- _INPUT DATA_
=== Section Start ===

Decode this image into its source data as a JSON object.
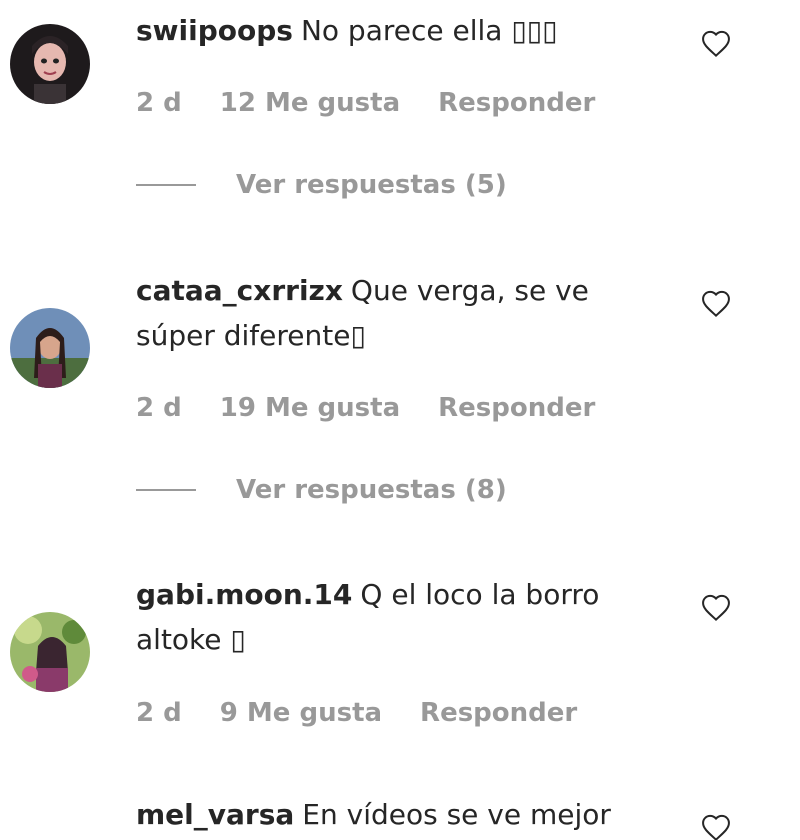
{
  "comments": [
    {
      "username": "swiipoops",
      "text": "No parece ella ▯▯▯",
      "time": "2 d",
      "likes": "12 Me gusta",
      "reply_label": "Responder",
      "view_replies": "Ver respuestas (5)"
    },
    {
      "username": "cataa_cxrrizx",
      "text": "Que verga, se ve súper diferente▯",
      "time": "2 d",
      "likes": "19 Me gusta",
      "reply_label": "Responder",
      "view_replies": "Ver respuestas (8)"
    },
    {
      "username": "gabi.moon.14",
      "text": "Q el loco la borro altoke ▯",
      "time": "2 d",
      "likes": "9 Me gusta",
      "reply_label": "Responder"
    },
    {
      "username": "mel_varsa",
      "text": "En vídeos se ve mejor"
    }
  ],
  "colors": {
    "text": "#262626",
    "secondary": "#999999",
    "icon": "#262626"
  }
}
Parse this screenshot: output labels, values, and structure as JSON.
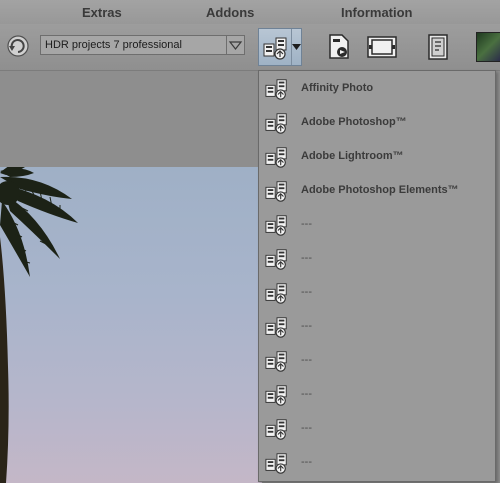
{
  "menubar": {
    "items": [
      "Extras",
      "Addons",
      "Information"
    ]
  },
  "toolbar": {
    "preset_value": "HDR projects 7 professional"
  },
  "icons": {
    "refresh": "refresh-icon",
    "plugin": "plugin-export-icon",
    "save": "save-file-icon",
    "filmstrip": "filmstrip-icon",
    "info": "info-panel-icon",
    "thumbnail": "thumbnail-icon"
  },
  "plugin_menu": {
    "items": [
      "Affinity Photo",
      "Adobe Photoshop™",
      "Adobe Lightroom™",
      "Adobe Photoshop Elements™",
      "---",
      "---",
      "---",
      "---",
      "---",
      "---",
      "---",
      "---"
    ]
  },
  "colors": {
    "background": "#8d8d8d",
    "menu_highlight": "#b8c6d4",
    "sky": "#a8b4cb"
  }
}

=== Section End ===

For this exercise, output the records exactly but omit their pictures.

Decode this image into its source data as a JSON object.
{
  "comments": [
    {
      "username": "swiipoops",
      "text": "No parece ella ▯▯▯",
      "time": "2 d",
      "likes": "12 Me gusta",
      "reply_label": "Responder",
      "view_replies": "Ver respuestas (5)"
    },
    {
      "username": "cataa_cxrrizx",
      "text": "Que verga, se ve súper diferente▯",
      "time": "2 d",
      "likes": "19 Me gusta",
      "reply_label": "Responder",
      "view_replies": "Ver respuestas (8)"
    },
    {
      "username": "gabi.moon.14",
      "text": "Q el loco la borro altoke ▯",
      "time": "2 d",
      "likes": "9 Me gusta",
      "reply_label": "Responder"
    },
    {
      "username": "mel_varsa",
      "text": "En vídeos se ve mejor"
    }
  ],
  "colors": {
    "text": "#262626",
    "secondary": "#999999",
    "icon": "#262626"
  }
}
Parse this screenshot: output labels, values, and structure as JSON.
{
  "menubar": {
    "items": [
      "Extras",
      "Addons",
      "Information"
    ]
  },
  "toolbar": {
    "preset_value": "HDR projects 7 professional"
  },
  "icons": {
    "refresh": "refresh-icon",
    "plugin": "plugin-export-icon",
    "save": "save-file-icon",
    "filmstrip": "filmstrip-icon",
    "info": "info-panel-icon",
    "thumbnail": "thumbnail-icon"
  },
  "plugin_menu": {
    "items": [
      "Affinity Photo",
      "Adobe Photoshop™",
      "Adobe Lightroom™",
      "Adobe Photoshop Elements™",
      "---",
      "---",
      "---",
      "---",
      "---",
      "---",
      "---",
      "---"
    ]
  },
  "colors": {
    "background": "#8d8d8d",
    "menu_highlight": "#b8c6d4",
    "sky": "#a8b4cb"
  }
}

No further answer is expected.